A man has been found guilty of murdering Emma Faulds, the youth worker whose body was discovered after a six-week search of a forest in 2019.
Ross Willox, 42, killed his friend of 18 years before dumping her remains in remote woodlands in Dumfries and Galloway.
The former prison officer will serve at least 20 years in prison after being given a life sentence for murder.
His defence claimed prosecutors had failed to establish that anyone killed 39-year-old Emma, pointing to a lack of DNA evidence and an inability to confirm her cause of death
Here, STV News outlines five key pieces of evidence heard in court that convinced a jury of his guilt.
Willox had worked near where body was found
Emma’s body was found in a remote area of Glentrool Forrest on June 12, 2019, during a massive police operation codenamed Operation Solzen.
A narrowed-down search zone was established by police because Ross Willox had worked on wind farms in the Galloway Park area.
During the trial, Detective Constable Ben Pacholek, an officer involved in the search, was asked if the searches were “intelligence led”.
“It was known that Ross Willox had previously worked on wind farms in the Galloway area?” asked a prosecutor.

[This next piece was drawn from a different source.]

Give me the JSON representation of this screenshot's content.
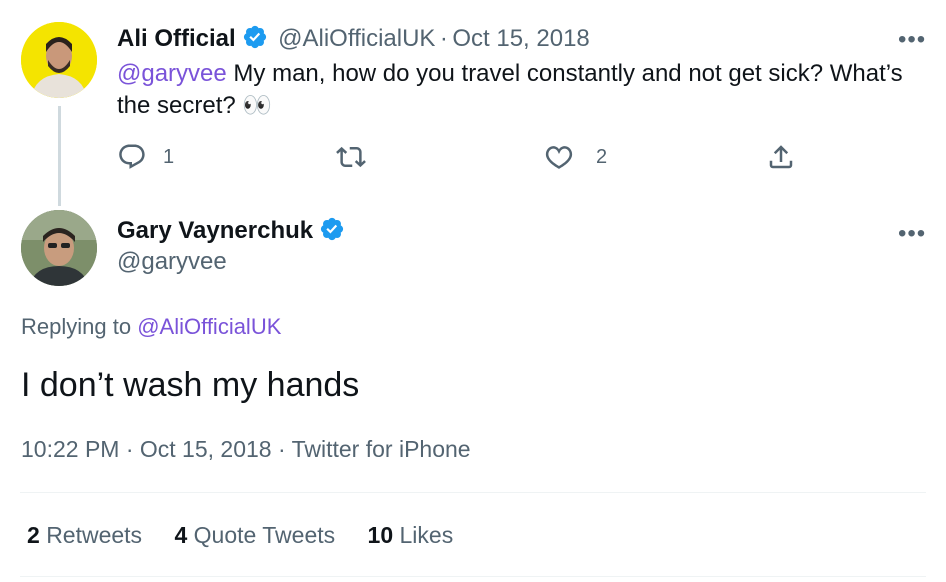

“Yes,” replied DC Pacholek.
Killer’s stories didn’t add up
Willox, gave two different accounts of how Emma left his home in Monkton, South Ayrshire, on April 28, after she visited him for a drink.
Emma’s sister Sarah Faulds told the jury that Willox first said she’d driven herself home, before later changing his story and claiming he’d taken her home in his own car.
However, police believe she never left his house alive.
The next morning, Willox was seen parking Emma’s car near her home and wiping down the steering wheel.
Searches on friend’s computer
Ross Willox used his best friend’s tablet computer to search the internet for ‘blood’ and ‘can police track your car?’.
His best friend Neil Moore told the court that Willox visited his house on May 8 and asked to use the device.
After he left, Mr Moore discovered the killer had also looked up the questions ‘do police put tracking devices on cars?’ and ‘can UK police trace your car without a warrant?’.
He bought bleach and rubber gloves
The murderer bought four bottles of bleach and rubber gloves from a Poundstretcher store after he killed Emma.
Police and prosecutors believe this was used to clean up vital evidence.
Questioned on this during his police interview, Willox claimed the products were used to clean his decking.
Soil from boots found at burial site
Soil recovered from the Timberland boots worn by Willox was found to be similar to the earth where Emma’s body was found.
The court heard from an expert who said there was a 92% soil match between the shoes and the dirt that covered her body.
A further possible match from the site was found under the wheel arch of the car it’s thought he used to dump her remains.